Based upon the foregoing, Claimant is awarded the total sum of $15,216.45 for actual, reasonable and necessary expenses:
Attorneys' Fees $10,741.00
Appraiser Fees $ 3,950.00
Disbursements $ 525.45


TOTAL: $15,216.45

The Clerk of the Court is directed to enter judgment accordingly.

July 17, 2002
White Plains, New York

Judge of the Court of Claims

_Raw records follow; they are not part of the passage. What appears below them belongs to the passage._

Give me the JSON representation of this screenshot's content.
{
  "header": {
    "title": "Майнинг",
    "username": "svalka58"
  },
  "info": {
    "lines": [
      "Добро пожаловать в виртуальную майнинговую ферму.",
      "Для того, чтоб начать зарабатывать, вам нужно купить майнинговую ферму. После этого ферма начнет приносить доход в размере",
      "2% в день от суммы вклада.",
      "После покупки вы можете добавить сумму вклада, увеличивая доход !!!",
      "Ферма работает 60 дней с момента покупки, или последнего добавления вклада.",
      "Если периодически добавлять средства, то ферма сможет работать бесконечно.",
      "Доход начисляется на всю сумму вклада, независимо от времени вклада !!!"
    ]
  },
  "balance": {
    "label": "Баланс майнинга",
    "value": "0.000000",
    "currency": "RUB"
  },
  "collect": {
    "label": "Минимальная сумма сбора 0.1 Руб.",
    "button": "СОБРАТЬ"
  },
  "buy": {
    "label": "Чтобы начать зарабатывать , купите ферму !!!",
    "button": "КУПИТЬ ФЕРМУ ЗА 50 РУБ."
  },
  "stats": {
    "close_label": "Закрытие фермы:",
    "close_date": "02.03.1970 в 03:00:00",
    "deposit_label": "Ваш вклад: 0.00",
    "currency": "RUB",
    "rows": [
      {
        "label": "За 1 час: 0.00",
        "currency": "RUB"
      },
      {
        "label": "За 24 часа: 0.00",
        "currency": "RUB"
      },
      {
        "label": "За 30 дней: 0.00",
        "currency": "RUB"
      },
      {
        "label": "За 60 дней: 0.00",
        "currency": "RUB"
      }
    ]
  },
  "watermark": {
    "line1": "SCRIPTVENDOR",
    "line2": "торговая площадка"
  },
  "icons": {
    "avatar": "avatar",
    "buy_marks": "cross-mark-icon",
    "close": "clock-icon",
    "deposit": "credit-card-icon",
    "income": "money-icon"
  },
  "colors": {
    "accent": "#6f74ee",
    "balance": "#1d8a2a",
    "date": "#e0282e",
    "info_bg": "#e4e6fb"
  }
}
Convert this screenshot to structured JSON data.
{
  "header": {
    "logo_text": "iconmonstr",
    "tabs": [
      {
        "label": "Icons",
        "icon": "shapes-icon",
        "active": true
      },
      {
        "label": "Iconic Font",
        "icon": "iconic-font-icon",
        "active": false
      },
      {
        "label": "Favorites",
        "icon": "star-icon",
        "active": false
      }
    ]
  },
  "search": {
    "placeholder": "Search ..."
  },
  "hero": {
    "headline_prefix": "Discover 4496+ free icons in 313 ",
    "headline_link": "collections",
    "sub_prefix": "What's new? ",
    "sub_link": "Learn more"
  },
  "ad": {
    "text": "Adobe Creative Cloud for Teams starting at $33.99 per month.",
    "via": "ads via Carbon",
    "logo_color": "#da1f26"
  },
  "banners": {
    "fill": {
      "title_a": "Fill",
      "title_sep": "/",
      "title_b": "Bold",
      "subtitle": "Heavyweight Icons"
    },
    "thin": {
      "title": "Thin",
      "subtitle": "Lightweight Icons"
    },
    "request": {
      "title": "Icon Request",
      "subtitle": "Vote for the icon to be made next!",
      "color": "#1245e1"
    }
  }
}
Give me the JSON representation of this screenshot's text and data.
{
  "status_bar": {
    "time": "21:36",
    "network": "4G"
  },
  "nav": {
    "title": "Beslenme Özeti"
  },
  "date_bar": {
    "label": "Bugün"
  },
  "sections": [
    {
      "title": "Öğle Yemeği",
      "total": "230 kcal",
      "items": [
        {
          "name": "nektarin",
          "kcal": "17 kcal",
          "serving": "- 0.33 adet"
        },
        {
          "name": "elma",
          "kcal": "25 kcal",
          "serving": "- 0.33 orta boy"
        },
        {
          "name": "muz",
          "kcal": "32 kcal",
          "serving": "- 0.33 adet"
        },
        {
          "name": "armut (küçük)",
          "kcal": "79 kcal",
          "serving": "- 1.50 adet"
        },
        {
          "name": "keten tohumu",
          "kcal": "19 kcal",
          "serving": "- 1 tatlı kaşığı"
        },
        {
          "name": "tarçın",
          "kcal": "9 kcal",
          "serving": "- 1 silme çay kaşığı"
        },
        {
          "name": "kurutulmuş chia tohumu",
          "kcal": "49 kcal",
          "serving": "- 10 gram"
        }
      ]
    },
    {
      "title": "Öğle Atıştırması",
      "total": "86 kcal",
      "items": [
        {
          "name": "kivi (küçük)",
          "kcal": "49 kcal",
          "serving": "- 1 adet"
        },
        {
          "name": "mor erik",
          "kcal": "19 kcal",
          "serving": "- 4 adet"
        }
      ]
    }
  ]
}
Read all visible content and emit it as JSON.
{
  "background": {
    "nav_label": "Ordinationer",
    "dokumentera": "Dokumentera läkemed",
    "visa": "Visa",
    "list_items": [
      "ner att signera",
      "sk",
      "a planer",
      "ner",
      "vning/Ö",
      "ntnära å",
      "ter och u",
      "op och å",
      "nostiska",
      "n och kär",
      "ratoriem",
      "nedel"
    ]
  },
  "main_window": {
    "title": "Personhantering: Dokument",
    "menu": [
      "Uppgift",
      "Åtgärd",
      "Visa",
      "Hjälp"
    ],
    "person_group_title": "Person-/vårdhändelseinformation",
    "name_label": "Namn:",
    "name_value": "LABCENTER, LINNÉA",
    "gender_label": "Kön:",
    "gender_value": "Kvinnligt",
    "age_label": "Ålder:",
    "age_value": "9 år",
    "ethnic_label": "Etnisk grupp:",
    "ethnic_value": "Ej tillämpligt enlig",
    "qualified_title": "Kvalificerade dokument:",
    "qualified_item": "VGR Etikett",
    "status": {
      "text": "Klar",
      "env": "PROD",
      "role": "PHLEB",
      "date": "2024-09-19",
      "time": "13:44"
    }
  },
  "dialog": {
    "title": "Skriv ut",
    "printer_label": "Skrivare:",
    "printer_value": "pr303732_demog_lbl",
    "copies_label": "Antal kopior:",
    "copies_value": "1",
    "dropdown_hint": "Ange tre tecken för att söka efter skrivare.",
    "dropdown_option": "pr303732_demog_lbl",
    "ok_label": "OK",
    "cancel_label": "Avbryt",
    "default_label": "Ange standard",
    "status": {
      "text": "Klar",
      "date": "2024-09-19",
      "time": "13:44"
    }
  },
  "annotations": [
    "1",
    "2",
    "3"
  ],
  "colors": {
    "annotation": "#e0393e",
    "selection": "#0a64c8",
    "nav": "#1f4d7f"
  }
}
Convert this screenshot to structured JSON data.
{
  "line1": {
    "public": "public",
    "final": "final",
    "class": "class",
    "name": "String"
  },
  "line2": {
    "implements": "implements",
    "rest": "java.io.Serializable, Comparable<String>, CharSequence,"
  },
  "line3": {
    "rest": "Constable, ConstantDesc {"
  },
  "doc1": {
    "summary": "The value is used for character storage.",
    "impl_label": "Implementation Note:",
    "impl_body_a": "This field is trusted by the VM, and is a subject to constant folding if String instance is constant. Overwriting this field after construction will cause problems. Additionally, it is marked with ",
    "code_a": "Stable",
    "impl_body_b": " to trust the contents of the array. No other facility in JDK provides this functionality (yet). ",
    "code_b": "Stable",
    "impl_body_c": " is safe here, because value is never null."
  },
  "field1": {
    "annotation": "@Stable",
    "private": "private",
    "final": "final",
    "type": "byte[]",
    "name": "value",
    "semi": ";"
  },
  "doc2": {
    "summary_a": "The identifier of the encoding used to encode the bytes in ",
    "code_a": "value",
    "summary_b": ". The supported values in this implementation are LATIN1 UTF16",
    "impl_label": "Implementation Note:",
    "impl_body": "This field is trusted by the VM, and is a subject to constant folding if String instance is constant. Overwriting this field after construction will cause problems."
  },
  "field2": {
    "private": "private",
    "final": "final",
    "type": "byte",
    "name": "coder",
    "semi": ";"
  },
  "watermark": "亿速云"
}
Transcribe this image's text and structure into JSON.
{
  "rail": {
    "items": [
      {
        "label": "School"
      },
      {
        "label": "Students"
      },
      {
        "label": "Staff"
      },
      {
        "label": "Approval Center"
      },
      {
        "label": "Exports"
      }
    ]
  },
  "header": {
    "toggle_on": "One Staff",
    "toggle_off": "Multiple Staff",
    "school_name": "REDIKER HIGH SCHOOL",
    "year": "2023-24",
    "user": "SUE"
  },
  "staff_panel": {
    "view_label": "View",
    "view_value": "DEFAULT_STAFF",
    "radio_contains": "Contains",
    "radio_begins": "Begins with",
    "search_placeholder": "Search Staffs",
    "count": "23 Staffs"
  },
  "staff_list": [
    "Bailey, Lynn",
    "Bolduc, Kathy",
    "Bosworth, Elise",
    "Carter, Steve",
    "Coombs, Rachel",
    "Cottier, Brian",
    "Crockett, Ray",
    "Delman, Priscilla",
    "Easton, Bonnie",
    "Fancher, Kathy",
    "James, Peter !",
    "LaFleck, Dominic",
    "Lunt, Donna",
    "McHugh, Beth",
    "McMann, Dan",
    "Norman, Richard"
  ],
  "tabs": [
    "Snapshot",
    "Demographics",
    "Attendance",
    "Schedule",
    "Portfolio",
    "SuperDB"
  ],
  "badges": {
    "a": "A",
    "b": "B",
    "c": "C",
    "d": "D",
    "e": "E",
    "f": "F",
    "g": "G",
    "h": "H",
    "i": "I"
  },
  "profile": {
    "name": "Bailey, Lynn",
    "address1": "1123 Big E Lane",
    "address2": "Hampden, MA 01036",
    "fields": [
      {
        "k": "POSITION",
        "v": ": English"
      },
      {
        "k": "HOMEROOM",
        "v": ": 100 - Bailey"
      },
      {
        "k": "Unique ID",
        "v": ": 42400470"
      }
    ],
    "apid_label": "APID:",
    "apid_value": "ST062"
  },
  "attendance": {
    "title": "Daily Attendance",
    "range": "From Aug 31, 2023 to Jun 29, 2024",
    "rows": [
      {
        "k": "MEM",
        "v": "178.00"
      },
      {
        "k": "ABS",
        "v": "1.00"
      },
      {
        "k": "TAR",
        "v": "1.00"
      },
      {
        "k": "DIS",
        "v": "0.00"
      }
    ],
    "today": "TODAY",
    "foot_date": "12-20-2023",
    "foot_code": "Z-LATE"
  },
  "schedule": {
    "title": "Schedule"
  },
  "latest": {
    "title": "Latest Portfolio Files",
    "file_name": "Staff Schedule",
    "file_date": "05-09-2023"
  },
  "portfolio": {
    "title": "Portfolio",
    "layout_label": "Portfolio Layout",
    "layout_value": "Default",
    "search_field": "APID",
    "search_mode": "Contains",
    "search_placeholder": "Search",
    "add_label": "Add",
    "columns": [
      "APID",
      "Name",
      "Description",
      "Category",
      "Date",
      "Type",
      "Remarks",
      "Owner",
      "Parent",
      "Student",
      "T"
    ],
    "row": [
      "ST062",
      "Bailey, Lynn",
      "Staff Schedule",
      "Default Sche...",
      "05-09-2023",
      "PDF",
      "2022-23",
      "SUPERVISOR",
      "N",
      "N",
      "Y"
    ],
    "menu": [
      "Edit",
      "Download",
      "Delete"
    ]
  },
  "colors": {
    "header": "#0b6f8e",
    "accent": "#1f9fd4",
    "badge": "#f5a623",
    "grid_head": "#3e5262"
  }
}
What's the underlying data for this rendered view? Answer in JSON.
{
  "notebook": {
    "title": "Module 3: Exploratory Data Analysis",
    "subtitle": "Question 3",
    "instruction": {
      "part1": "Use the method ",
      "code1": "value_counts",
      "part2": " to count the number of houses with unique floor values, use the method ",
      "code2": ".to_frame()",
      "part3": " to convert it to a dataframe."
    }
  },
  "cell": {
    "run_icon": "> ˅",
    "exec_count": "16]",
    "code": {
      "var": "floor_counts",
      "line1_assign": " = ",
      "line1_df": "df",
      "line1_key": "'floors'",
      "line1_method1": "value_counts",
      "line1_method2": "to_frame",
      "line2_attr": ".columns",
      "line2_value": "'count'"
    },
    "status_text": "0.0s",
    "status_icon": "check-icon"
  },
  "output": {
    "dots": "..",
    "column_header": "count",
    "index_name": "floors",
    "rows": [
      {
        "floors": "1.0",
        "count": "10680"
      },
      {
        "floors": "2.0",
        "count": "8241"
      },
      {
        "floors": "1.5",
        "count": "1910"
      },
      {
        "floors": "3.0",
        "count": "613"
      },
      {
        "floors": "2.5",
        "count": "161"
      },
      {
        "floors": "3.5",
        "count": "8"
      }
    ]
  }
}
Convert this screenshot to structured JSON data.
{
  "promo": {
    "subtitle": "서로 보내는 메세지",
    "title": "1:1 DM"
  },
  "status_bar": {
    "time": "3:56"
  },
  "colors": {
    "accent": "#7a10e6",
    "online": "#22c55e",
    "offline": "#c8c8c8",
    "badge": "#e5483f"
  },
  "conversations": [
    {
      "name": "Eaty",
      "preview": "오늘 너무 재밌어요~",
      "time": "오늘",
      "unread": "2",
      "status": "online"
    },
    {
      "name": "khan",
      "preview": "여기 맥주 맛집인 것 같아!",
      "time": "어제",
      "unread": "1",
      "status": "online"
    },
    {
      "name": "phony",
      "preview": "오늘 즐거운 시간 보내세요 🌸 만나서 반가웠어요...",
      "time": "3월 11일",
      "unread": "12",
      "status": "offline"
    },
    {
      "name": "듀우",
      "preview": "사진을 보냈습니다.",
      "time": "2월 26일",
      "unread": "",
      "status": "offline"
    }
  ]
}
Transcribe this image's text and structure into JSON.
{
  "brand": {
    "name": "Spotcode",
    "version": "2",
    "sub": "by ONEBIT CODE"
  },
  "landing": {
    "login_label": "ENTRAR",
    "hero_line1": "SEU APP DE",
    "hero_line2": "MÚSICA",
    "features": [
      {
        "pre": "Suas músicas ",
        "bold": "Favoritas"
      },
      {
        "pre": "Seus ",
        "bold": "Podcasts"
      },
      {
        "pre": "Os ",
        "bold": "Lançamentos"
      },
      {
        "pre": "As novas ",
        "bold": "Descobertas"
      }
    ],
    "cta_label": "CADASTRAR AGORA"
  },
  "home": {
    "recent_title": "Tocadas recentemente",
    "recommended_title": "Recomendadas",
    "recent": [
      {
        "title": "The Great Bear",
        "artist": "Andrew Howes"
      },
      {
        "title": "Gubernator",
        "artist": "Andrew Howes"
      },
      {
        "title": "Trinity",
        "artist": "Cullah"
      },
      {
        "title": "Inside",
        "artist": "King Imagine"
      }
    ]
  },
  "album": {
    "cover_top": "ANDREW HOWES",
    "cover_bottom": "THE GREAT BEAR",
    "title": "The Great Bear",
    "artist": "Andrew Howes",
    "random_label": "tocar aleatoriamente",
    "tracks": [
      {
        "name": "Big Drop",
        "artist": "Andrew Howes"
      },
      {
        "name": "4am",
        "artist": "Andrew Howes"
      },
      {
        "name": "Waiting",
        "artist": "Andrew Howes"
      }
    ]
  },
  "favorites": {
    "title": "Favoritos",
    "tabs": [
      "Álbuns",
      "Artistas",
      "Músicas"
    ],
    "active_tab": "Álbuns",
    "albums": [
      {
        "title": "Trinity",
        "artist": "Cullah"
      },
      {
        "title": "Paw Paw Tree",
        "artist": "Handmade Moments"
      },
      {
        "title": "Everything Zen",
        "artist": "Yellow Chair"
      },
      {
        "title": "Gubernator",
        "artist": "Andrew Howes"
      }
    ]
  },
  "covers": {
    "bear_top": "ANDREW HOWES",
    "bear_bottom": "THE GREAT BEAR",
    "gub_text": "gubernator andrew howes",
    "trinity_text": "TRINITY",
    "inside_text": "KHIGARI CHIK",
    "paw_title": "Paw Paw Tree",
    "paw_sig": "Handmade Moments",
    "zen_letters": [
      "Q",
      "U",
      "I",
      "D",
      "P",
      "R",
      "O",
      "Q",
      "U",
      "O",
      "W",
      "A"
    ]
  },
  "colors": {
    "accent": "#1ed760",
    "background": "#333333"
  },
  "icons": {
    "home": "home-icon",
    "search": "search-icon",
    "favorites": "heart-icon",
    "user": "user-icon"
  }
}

[1] With interest, and assuming a July 2002 payment date, the amount of the judgment is $32,224.00, which is 2785% greater than defendant's proof.
[2] It was formerly required that in order for the courts to find substantial excess, the trial award had to be 200% over the initial proof. This, however, has since changed and additional awards are now warranted based on considerably lower percentage and dollar amount differences. See e.g. Matter of Town of Islip v Sikora, 220 AD2d 434, (2d Dept 1995)(award was 37% or $204,207 above the condemnor's proof); Karas v State of New York, 169AD2d 816 (2d Dept 1991)(41.6% or $75,718); see also Matter of New York City Tr. Auth. [Gun Hill Bus Depot], 142 Misc 2d 629 (NY Co Sup Ct 1989) (36% or $656,000).
[3] Courts seem to rationalize that where certain proof offered had no effect on the final award, it is considered as an unnecessary expense, one not incurred to achieve just compensation. See Meyers v State of New York, supra at 589; see also Hakes v State of New York, supra at 395.
[4] Despite Defendant's attempt to urge the Court to disregard the fee for Claimant's expert title report, which Claimant admits was not offered into evidence, the Court is sufficiently satisfied that such expenses were necessarily incurred. As Claimant's counsel explained in its Reply Affirmation at ¶ 7, the purpose of the report was to determine the nature of recorded easement rights with respect to the subject property.